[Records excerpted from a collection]
^^^^^^^^^^^^^^^^

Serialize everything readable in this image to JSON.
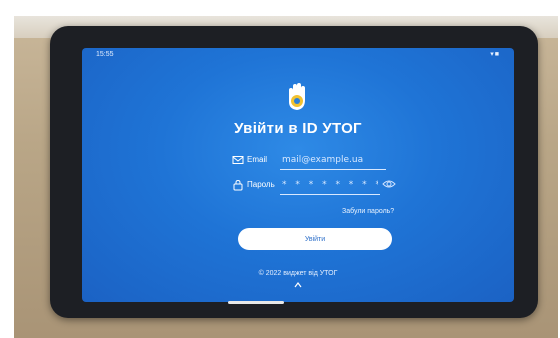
{
  "status_bar": {
    "time": "15:55",
    "icons": "▾■"
  },
  "app": {
    "title": "Увійти в ID УТОГ"
  },
  "form": {
    "email_label": "Email",
    "email_value": "mail@example.ua",
    "password_label": "Пароль",
    "password_mask": "* * * * * * * * *",
    "forgot_link": "Забули пароль?",
    "login_button": "Увійти"
  },
  "footer": {
    "text": "© 2022 виджет від УТОГ"
  },
  "colors": {
    "screen_blue": "#1f74d6",
    "accent_white": "#ffffff",
    "logo_yellow": "#f2c230"
  },
  "icons": [
    "hand-logo-icon",
    "mail-icon",
    "lock-icon",
    "eye-icon",
    "chevron-up-icon"
  ]
}
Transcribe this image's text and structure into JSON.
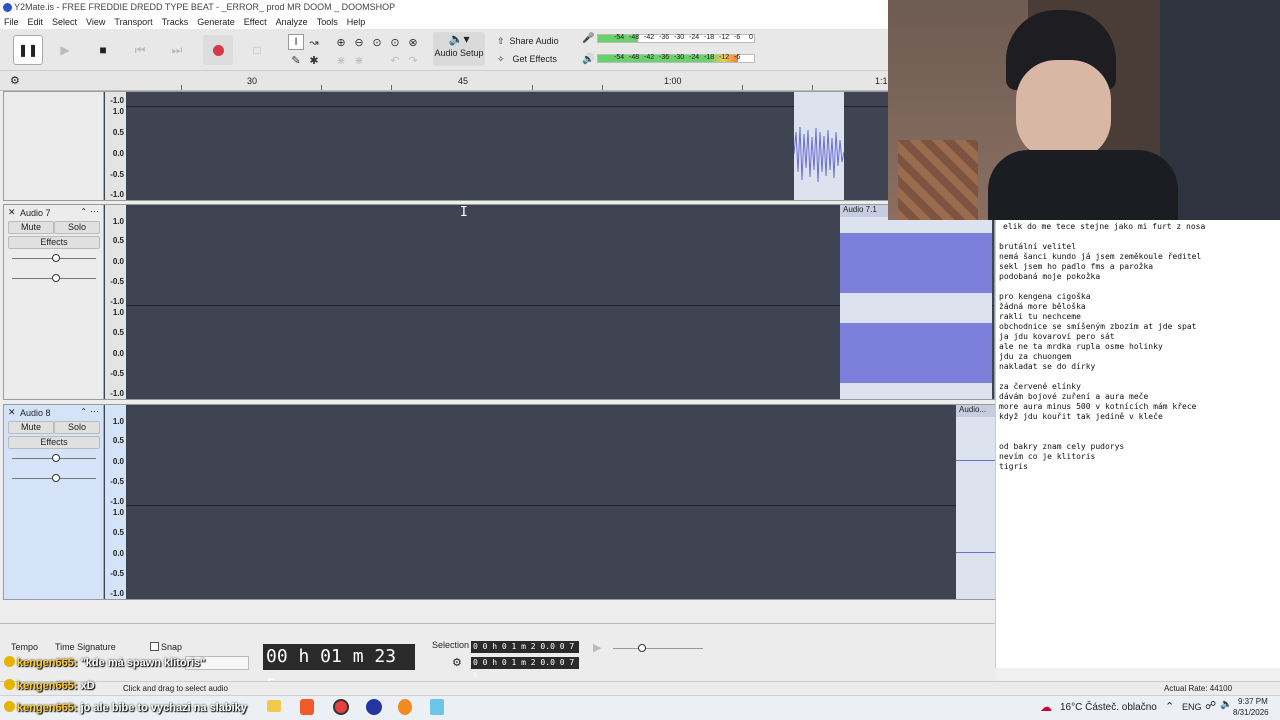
{
  "window": {
    "title": "Y2Mate.is - FREE FREDDIE DREDD TYPE BEAT - _ERROR_ prod MR DOOM _ DOOMSHOP"
  },
  "menu": [
    "File",
    "Edit",
    "Select",
    "View",
    "Transport",
    "Tracks",
    "Generate",
    "Effect",
    "Analyze",
    "Tools",
    "Help"
  ],
  "toolbar": {
    "audio_setup": "Audio Setup",
    "share_audio": "Share Audio",
    "get_effects": "Get Effects",
    "meter_ticks": [
      "-54",
      "-48",
      "-42",
      "-36",
      "-30",
      "-24",
      "-18",
      "-12",
      "-6",
      "0"
    ]
  },
  "timeline": {
    "ticks": [
      "30",
      "45",
      "1:00",
      "1:15"
    ]
  },
  "scale_labels": [
    "1.0",
    "0.5",
    "0.0",
    "-0.5",
    "-1.0"
  ],
  "tracks": [
    {
      "name": "",
      "clip_title": ""
    },
    {
      "name": "Audio 7",
      "mute": "Mute",
      "solo": "Solo",
      "effects": "Effects",
      "clip_title": "Audio 7.1"
    },
    {
      "name": "Audio 8",
      "mute": "Mute",
      "solo": "Solo",
      "effects": "Effects",
      "clip_title": "Audio..."
    }
  ],
  "bottom": {
    "tempo": "Tempo",
    "time_signature": "Time Signature",
    "snap": "Snap",
    "time": "00 h 01 m 23 s",
    "selection": "Selection",
    "sel_start": "0 0 h 0 1 m 2 0.0 0 7 s",
    "sel_end": "0 0 h 0 1 m 2 0.0 0 7 s"
  },
  "status": {
    "hint": "Click and drag to select audio",
    "rate": "Actual Rate: 44100"
  },
  "chat": [
    {
      "user": "kengen665:",
      "text": " \"kde má spawn klitoris\""
    },
    {
      "user": "kengen665:",
      "text": " xD"
    },
    {
      "user": "kengen665:",
      "text": " jo ale bibe to vychazi na slabiky"
    }
  ],
  "lyrics": [
    "elik do me tece stejne jako mi furt z nosa",
    "",
    "brutální velitel",
    "nemá šanci kundo já jsem zeměkoule ředitel",
    "sekl jsem ho padlo fms a parožka",
    "podobaná moje pokožka",
    "",
    "pro kengena cigoška",
    "žádná more běloška",
    "rakli tu nechceme",
    "obchodnice se smíšeným zbozim at jde spat",
    "ja jdu kovaroví pero sát",
    "ale ne ta mrdka rupla osme holinky",
    "jdu za chuongem",
    "nakladat se do dírky",
    "",
    "za červené elínky",
    "dávám bojové zuření a aura meče",
    "more aura minus 500 v kotnících mám křece",
    "když jdu kouřit tak jedině v kleče",
    "",
    "",
    "od bakry znam cely pudorys",
    "nevím co je klitoris",
    "tigris"
  ],
  "taskbar": {
    "weather": "16°C  Částeč. oblačno",
    "lang": "ENG",
    "time": "9:37 PM",
    "date": "8/31/2026"
  },
  "colors": {
    "waveform": "#6b6fd6",
    "track_bg": "#3e4451",
    "record": "#d9374a"
  }
}
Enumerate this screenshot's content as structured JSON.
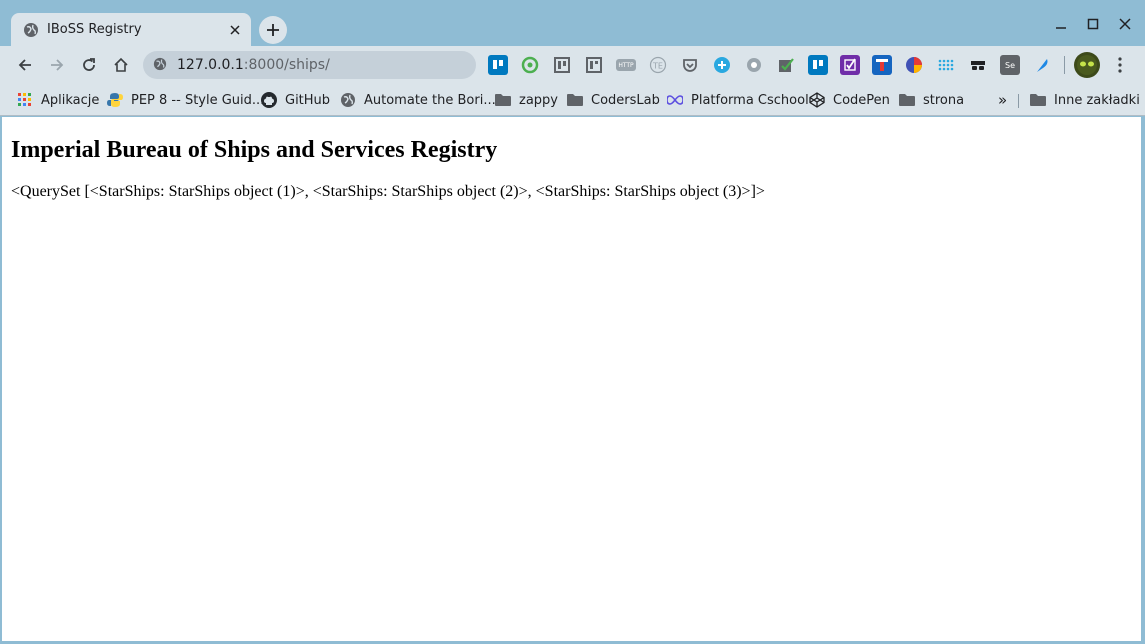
{
  "browser": {
    "tab": {
      "title": "IBoSS Registry"
    },
    "address_bar": {
      "host": "127.0.0.1",
      "path": ":8000/ships/"
    },
    "bookmarks": [
      {
        "label": "Aplikacje",
        "icon": "apps-grid-icon"
      },
      {
        "label": "PEP 8 -- Style Guid...",
        "icon": "python-icon"
      },
      {
        "label": "GitHub",
        "icon": "github-icon"
      },
      {
        "label": "Automate the Bori...",
        "icon": "globe-icon"
      },
      {
        "label": "zappy",
        "icon": "folder-icon"
      },
      {
        "label": "CodersLab",
        "icon": "folder-icon"
      },
      {
        "label": "Platforma Cschool",
        "icon": "infinity-icon"
      },
      {
        "label": "CodePen",
        "icon": "codepen-icon"
      },
      {
        "label": "strona",
        "icon": "folder-icon"
      }
    ],
    "bookmarks_overflow": "»",
    "other_bookmarks": "Inne zakładki"
  },
  "page": {
    "heading": "Imperial Bureau of Ships and Services Registry",
    "body_text": "<QuerySet [<StarShips: StarShips object (1)>, <StarShips: StarShips object (2)>, <StarShips: StarShips object (3)>]>"
  },
  "colors": {
    "tabstrip": "#8fbcd4",
    "toolbar": "#dbe4ea",
    "omnibox": "#c5d0d9",
    "page_bg": "#ffffff"
  }
}
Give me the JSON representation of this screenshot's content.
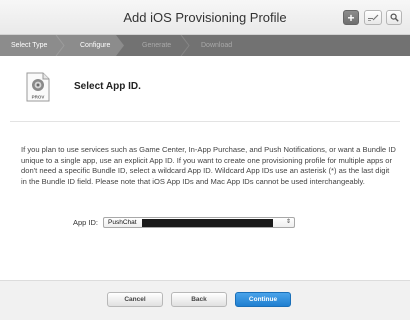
{
  "window": {
    "title": "Add iOS Provisioning Profile",
    "toolbar": {
      "add_icon": "plus-icon",
      "edit_icon": "pencil-icon",
      "search_icon": "magnifier-icon"
    }
  },
  "steps": [
    {
      "label": "Select Type",
      "state": "done"
    },
    {
      "label": "Configure",
      "state": "active"
    },
    {
      "label": "Generate",
      "state": "pending"
    },
    {
      "label": "Download",
      "state": "pending"
    }
  ],
  "header": {
    "icon_label": "PROV",
    "title": "Select App ID."
  },
  "description": "If you plan to use services such as Game Center, In-App Purchase, and Push Notifications, or want a Bundle ID unique to a single app, use an explicit App ID. If you want to create one provisioning profile for multiple apps or don't need a specific Bundle ID, select a wildcard App ID. Wildcard App IDs use an asterisk (*) as the last digit in the Bundle ID field. Please note that iOS App IDs and Mac App IDs cannot be used interchangeably.",
  "form": {
    "app_id_label": "App ID:",
    "app_id_value": "PushChat"
  },
  "footer": {
    "cancel_label": "Cancel",
    "back_label": "Back",
    "continue_label": "Continue"
  },
  "colors": {
    "accent": "#2a8ae0",
    "steps_bar": "#727272",
    "steps_active": "#8c8c8c"
  }
}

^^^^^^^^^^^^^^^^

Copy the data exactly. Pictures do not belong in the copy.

Answer area:
Serialize everything readable in this image to JSON.
{
  "status_bar": {
    "time": "15:55",
    "icons": "▾■"
  },
  "app": {
    "title": "Увійти в ID УТОГ"
  },
  "form": {
    "email_label": "Email",
    "email_value": "mail@example.ua",
    "password_label": "Пароль",
    "password_mask": "* * * * * * * * *",
    "forgot_link": "Забули пароль?",
    "login_button": "Увійти"
  },
  "footer": {
    "text": "© 2022 виджет від УТОГ"
  },
  "colors": {
    "screen_blue": "#1f74d6",
    "accent_white": "#ffffff",
    "logo_yellow": "#f2c230"
  },
  "icons": [
    "hand-logo-icon",
    "mail-icon",
    "lock-icon",
    "eye-icon",
    "chevron-up-icon"
  ]
}
Transcribe this image's text and structure into JSON.
{
  "window": {
    "title": "Y2Mate.is - FREE FREDDIE DREDD TYPE BEAT - _ERROR_ prod MR DOOM _ DOOMSHOP"
  },
  "menu": [
    "File",
    "Edit",
    "Select",
    "View",
    "Transport",
    "Tracks",
    "Generate",
    "Effect",
    "Analyze",
    "Tools",
    "Help"
  ],
  "toolbar": {
    "audio_setup": "Audio Setup",
    "share_audio": "Share Audio",
    "get_effects": "Get Effects",
    "meter_ticks": [
      "-54",
      "-48",
      "-42",
      "-36",
      "-30",
      "-24",
      "-18",
      "-12",
      "-6",
      "0"
    ]
  },
  "timeline": {
    "ticks": [
      "30",
      "45",
      "1:00",
      "1:15"
    ]
  },
  "scale_labels": [
    "1.0",
    "0.5",
    "0.0",
    "-0.5",
    "-1.0"
  ],
  "tracks": [
    {
      "name": "",
      "clip_title": ""
    },
    {
      "name": "Audio 7",
      "mute": "Mute",
      "solo": "Solo",
      "effects": "Effects",
      "clip_title": "Audio 7.1"
    },
    {
      "name": "Audio 8",
      "mute": "Mute",
      "solo": "Solo",
      "effects": "Effects",
      "clip_title": "Audio..."
    }
  ],
  "bottom": {
    "tempo": "Tempo",
    "time_signature": "Time Signature",
    "snap": "Snap",
    "time": "00 h 01 m 23 s",
    "selection": "Selection",
    "sel_start": "0 0 h 0 1 m 2 0.0 0 7 s",
    "sel_end": "0 0 h 0 1 m 2 0.0 0 7 s"
  },
  "status": {
    "hint": "Click and drag to select audio",
    "rate": "Actual Rate: 44100"
  },
  "chat": [
    {
      "user": "kengen665:",
      "text": " \"kde má spawn klitoris\""
    },
    {
      "user": "kengen665:",
      "text": " xD"
    },
    {
      "user": "kengen665:",
      "text": " jo ale bibe to vychazi na slabiky"
    }
  ],
  "lyrics": [
    "elik do me tece stejne jako mi furt z nosa",
    "",
    "brutální velitel",
    "nemá šanci kundo já jsem zeměkoule ředitel",
    "sekl jsem ho padlo fms a parožka",
    "podobaná moje pokožka",
    "",
    "pro kengena cigoška",
    "žádná more běloška",
    "rakli tu nechceme",
    "obchodnice se smíšeným zbozim at jde spat",
    "ja jdu kovaroví pero sát",
    "ale ne ta mrdka rupla osme holinky",
    "jdu za chuongem",
    "nakladat se do dírky",
    "",
    "za červené elínky",
    "dávám bojové zuření a aura meče",
    "more aura minus 500 v kotnících mám křece",
    "když jdu kouřit tak jedině v kleče",
    "",
    "",
    "od bakry znam cely pudorys",
    "nevím co je klitoris",
    "tigris"
  ],
  "taskbar": {
    "weather": "16°C  Částeč. oblačno",
    "lang": "ENG",
    "time": "9:37 PM",
    "date": "8/31/2026"
  },
  "colors": {
    "waveform": "#6b6fd6",
    "track_bg": "#3e4451",
    "record": "#d9374a"
  }
}
Enumerate this screenshot's content as structured JSON.
{
  "browser": {
    "tab": {
      "title": "IBoSS Registry"
    },
    "address_bar": {
      "host": "127.0.0.1",
      "path": ":8000/ships/"
    },
    "bookmarks": [
      {
        "label": "Aplikacje",
        "icon": "apps-grid-icon"
      },
      {
        "label": "PEP 8 -- Style Guid...",
        "icon": "python-icon"
      },
      {
        "label": "GitHub",
        "icon": "github-icon"
      },
      {
        "label": "Automate the Bori...",
        "icon": "globe-icon"
      },
      {
        "label": "zappy",
        "icon": "folder-icon"
      },
      {
        "label": "CodersLab",
        "icon": "folder-icon"
      },
      {
        "label": "Platforma Cschool",
        "icon": "infinity-icon"
      },
      {
        "label": "CodePen",
        "icon": "codepen-icon"
      },
      {
        "label": "strona",
        "icon": "folder-icon"
      }
    ],
    "bookmarks_overflow": "»",
    "other_bookmarks": "Inne zakładki"
  },
  "page": {
    "heading": "Imperial Bureau of Ships and Services Registry",
    "body_text": "<QuerySet [<StarShips: StarShips object (1)>, <StarShips: StarShips object (2)>, <StarShips: StarShips object (3)>]>"
  },
  "colors": {
    "tabstrip": "#8fbcd4",
    "toolbar": "#dbe4ea",
    "omnibox": "#c5d0d9",
    "page_bg": "#ffffff"
  }
}
Give me the JSON representation of this screenshot's content.
{
  "window": {
    "title": "Add iOS Provisioning Profile",
    "toolbar": {
      "add_icon": "plus-icon",
      "edit_icon": "pencil-icon",
      "search_icon": "magnifier-icon"
    }
  },
  "steps": [
    {
      "label": "Select Type",
      "state": "done"
    },
    {
      "label": "Configure",
      "state": "active"
    },
    {
      "label": "Generate",
      "state": "pending"
    },
    {
      "label": "Download",
      "state": "pending"
    }
  ],
  "header": {
    "icon_label": "PROV",
    "title": "Select App ID."
  },
  "description": "If you plan to use services such as Game Center, In-App Purchase, and Push Notifications, or want a Bundle ID unique to a single app, use an explicit App ID. If you want to create one provisioning profile for multiple apps or don't need a specific Bundle ID, select a wildcard App ID. Wildcard App IDs use an asterisk (*) as the last digit in the Bundle ID field. Please note that iOS App IDs and Mac App IDs cannot be used interchangeably.",
  "form": {
    "app_id_label": "App ID:",
    "app_id_value": "PushChat"
  },
  "footer": {
    "cancel_label": "Cancel",
    "back_label": "Back",
    "continue_label": "Continue"
  },
  "colors": {
    "accent": "#2a8ae0",
    "steps_bar": "#727272",
    "steps_active": "#8c8c8c"
  }
}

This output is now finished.